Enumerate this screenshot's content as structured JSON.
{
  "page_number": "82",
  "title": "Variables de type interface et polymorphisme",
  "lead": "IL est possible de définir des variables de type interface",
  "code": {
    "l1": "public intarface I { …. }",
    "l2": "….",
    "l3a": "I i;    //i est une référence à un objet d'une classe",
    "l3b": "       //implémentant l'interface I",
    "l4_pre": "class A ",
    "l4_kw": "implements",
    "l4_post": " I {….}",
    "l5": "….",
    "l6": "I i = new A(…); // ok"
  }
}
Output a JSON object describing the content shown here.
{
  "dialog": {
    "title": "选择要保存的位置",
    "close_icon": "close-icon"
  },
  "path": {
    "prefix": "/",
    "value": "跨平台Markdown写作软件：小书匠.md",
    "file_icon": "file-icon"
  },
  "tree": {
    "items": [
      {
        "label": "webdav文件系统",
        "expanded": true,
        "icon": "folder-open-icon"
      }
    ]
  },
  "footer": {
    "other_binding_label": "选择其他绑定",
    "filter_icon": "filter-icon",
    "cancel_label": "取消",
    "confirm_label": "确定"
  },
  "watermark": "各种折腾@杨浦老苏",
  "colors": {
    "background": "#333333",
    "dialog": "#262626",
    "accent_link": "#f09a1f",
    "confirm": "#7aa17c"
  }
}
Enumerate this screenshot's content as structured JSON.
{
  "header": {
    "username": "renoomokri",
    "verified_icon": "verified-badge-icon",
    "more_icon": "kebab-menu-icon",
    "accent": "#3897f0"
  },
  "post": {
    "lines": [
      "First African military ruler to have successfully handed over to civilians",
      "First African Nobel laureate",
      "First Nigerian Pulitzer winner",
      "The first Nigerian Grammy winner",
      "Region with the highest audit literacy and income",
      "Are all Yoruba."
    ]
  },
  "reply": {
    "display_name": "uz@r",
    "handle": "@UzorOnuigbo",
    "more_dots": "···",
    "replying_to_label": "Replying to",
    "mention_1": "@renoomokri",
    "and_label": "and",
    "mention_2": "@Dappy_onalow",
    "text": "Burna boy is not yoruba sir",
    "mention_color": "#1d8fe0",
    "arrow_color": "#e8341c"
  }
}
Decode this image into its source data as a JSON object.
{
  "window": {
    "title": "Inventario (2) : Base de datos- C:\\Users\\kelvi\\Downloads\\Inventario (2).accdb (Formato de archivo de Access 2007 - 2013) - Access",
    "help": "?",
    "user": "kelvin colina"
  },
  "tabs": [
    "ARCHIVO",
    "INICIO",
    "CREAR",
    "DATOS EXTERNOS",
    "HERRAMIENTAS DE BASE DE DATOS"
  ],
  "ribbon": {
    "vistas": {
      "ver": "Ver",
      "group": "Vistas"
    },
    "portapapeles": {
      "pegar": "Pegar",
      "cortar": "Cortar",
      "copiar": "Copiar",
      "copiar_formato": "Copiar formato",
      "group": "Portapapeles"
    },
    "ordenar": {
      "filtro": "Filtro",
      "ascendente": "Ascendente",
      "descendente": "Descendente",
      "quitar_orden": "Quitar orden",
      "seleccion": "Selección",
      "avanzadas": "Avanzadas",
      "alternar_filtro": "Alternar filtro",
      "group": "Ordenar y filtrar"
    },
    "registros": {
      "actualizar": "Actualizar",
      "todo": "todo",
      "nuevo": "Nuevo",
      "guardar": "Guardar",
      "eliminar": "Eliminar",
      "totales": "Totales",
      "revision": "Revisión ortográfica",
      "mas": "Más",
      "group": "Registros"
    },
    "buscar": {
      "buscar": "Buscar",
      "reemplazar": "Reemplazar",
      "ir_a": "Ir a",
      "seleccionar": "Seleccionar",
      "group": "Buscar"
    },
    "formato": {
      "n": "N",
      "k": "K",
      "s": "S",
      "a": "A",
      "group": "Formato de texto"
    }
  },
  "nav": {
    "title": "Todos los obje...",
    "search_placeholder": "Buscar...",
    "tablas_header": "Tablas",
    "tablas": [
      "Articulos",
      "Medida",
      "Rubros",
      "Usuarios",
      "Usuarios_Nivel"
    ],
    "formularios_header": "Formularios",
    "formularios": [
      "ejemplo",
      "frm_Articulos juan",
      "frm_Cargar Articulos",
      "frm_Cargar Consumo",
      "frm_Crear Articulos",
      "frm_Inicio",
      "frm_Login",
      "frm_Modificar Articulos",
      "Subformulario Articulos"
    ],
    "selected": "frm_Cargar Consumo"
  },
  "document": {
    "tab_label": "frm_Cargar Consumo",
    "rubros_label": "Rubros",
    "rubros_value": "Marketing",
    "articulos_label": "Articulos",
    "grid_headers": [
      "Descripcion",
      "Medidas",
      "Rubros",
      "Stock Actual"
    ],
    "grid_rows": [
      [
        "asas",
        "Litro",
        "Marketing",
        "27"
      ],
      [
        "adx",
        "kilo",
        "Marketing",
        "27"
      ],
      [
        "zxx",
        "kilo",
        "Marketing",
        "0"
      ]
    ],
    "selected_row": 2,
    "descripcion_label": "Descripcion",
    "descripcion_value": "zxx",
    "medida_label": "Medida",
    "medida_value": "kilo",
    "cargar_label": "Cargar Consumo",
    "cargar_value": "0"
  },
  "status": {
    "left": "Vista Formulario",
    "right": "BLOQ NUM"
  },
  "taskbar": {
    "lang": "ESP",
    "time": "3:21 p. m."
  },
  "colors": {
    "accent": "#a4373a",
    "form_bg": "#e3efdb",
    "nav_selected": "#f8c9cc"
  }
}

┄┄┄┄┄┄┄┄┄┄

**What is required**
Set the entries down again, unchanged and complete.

**Output of the task**
Enumerate this screenshot's content as structured JSON.
{
  "page_number": "82",
  "title": "Variables de type interface et polymorphisme",
  "lead": "IL est possible de définir des variables de type interface",
  "code": {
    "l1": "public intarface I { …. }",
    "l2": "….",
    "l3a": "I i;    //i est une référence à un objet d'une classe",
    "l3b": "       //implémentant l'interface I",
    "l4_pre": "class A ",
    "l4_kw": "implements",
    "l4_post": " I {….}",
    "l5": "….",
    "l6": "I i = new A(…); // ok"
  }
}
Output a JSON object describing the content shown here.
{
  "dialog": {
    "title": "选择要保存的位置",
    "close_icon": "close-icon"
  },
  "path": {
    "prefix": "/",
    "value": "跨平台Markdown写作软件：小书匠.md",
    "file_icon": "file-icon"
  },
  "tree": {
    "items": [
      {
        "label": "webdav文件系统",
        "expanded": true,
        "icon": "folder-open-icon"
      }
    ]
  },
  "footer": {
    "other_binding_label": "选择其他绑定",
    "filter_icon": "filter-icon",
    "cancel_label": "取消",
    "confirm_label": "确定"
  },
  "watermark": "各种折腾@杨浦老苏",
  "colors": {
    "background": "#333333",
    "dialog": "#262626",
    "accent_link": "#f09a1f",
    "confirm": "#7aa17c"
  }
}
Enumerate this screenshot's content as structured JSON.
{
  "header": {
    "username": "renoomokri",
    "verified_icon": "verified-badge-icon",
    "more_icon": "kebab-menu-icon",
    "accent": "#3897f0"
  },
  "post": {
    "lines": [
      "First African military ruler to have successfully handed over to civilians",
      "First African Nobel laureate",
      "First Nigerian Pulitzer winner",
      "The first Nigerian Grammy winner",
      "Region with the highest audit literacy and income",
      "Are all Yoruba."
    ]
  },
  "reply": {
    "display_name": "uz@r",
    "handle": "@UzorOnuigbo",
    "more_dots": "···",
    "replying_to_label": "Replying to",
    "mention_1": "@renoomokri",
    "and_label": "and",
    "mention_2": "@Dappy_onalow",
    "text": "Burna boy is not yoruba sir",
    "mention_color": "#1d8fe0",
    "arrow_color": "#e8341c"
  }
}
Decode this image into its source data as a JSON object.
{
  "window": {
    "title": "Inventario (2) : Base de datos- C:\\Users\\kelvi\\Downloads\\Inventario (2).accdb (Formato de archivo de Access 2007 - 2013) - Access",
    "help": "?",
    "user": "kelvin colina"
  },
  "tabs": [
    "ARCHIVO",
    "INICIO",
    "CREAR",
    "DATOS EXTERNOS",
    "HERRAMIENTAS DE BASE DE DATOS"
  ],
  "ribbon": {
    "vistas": {
      "ver": "Ver",
      "group": "Vistas"
    },
    "portapapeles": {
      "pegar": "Pegar",
      "cortar": "Cortar",
      "copiar": "Copiar",
      "copiar_formato": "Copiar formato",
      "group": "Portapapeles"
    },
    "ordenar": {
      "filtro": "Filtro",
      "ascendente": "Ascendente",
      "descendente": "Descendente",
      "quitar_orden": "Quitar orden",
      "seleccion": "Selección",
      "avanzadas": "Avanzadas",
      "alternar_filtro": "Alternar filtro",
      "group": "Ordenar y filtrar"
    },
    "registros": {
      "actualizar": "Actualizar",
      "todo": "todo",
      "nuevo": "Nuevo",
      "guardar": "Guardar",
      "eliminar": "Eliminar",
      "totales": "Totales",
      "revision": "Revisión ortográfica",
      "mas": "Más",
      "group": "Registros"
    },
    "buscar": {
      "buscar": "Buscar",
      "reemplazar": "Reemplazar",
      "ir_a": "Ir a",
      "seleccionar": "Seleccionar",
      "group": "Buscar"
    },
    "formato": {
      "n": "N",
      "k": "K",
      "s": "S",
      "a": "A",
      "group": "Formato de texto"
    }
  },
  "nav": {
    "title": "Todos los obje...",
    "search_placeholder": "Buscar...",
    "tablas_header": "Tablas",
    "tablas": [
      "Articulos",
      "Medida",
      "Rubros",
      "Usuarios",
      "Usuarios_Nivel"
    ],
    "formularios_header": "Formularios",
    "formularios": [
      "ejemplo",
      "frm_Articulos juan",
      "frm_Cargar Articulos",
      "frm_Cargar Consumo",
      "frm_Crear Articulos",
      "frm_Inicio",
      "frm_Login",
      "frm_Modificar Articulos",
      "Subformulario Articulos"
    ],
    "selected": "frm_Cargar Consumo"
  },
  "document": {
    "tab_label": "frm_Cargar Consumo",
    "rubros_label": "Rubros",
    "rubros_value": "Marketing",
    "articulos_label": "Articulos",
    "grid_headers": [
      "Descripcion",
      "Medidas",
      "Rubros",
      "Stock Actual"
    ],
    "grid_rows": [
      [
        "asas",
        "Litro",
        "Marketing",
        "27"
      ],
      [
        "adx",
        "kilo",
        "Marketing",
        "27"
      ],
      [
        "zxx",
        "kilo",
        "Marketing",
        "0"
      ]
    ],
    "selected_row": 2,
    "descripcion_label": "Descripcion",
    "descripcion_value": "zxx",
    "medida_label": "Medida",
    "medida_value": "kilo",
    "cargar_label": "Cargar Consumo",
    "cargar_value": "0"
  },
  "status": {
    "left": "Vista Formulario",
    "right": "BLOQ NUM"
  },
  "taskbar": {
    "lang": "ESP",
    "time": "3:21 p. m."
  },
  "colors": {
    "accent": "#a4373a",
    "form_bg": "#e3efdb",
    "nav_selected": "#f8c9cc"
  }
}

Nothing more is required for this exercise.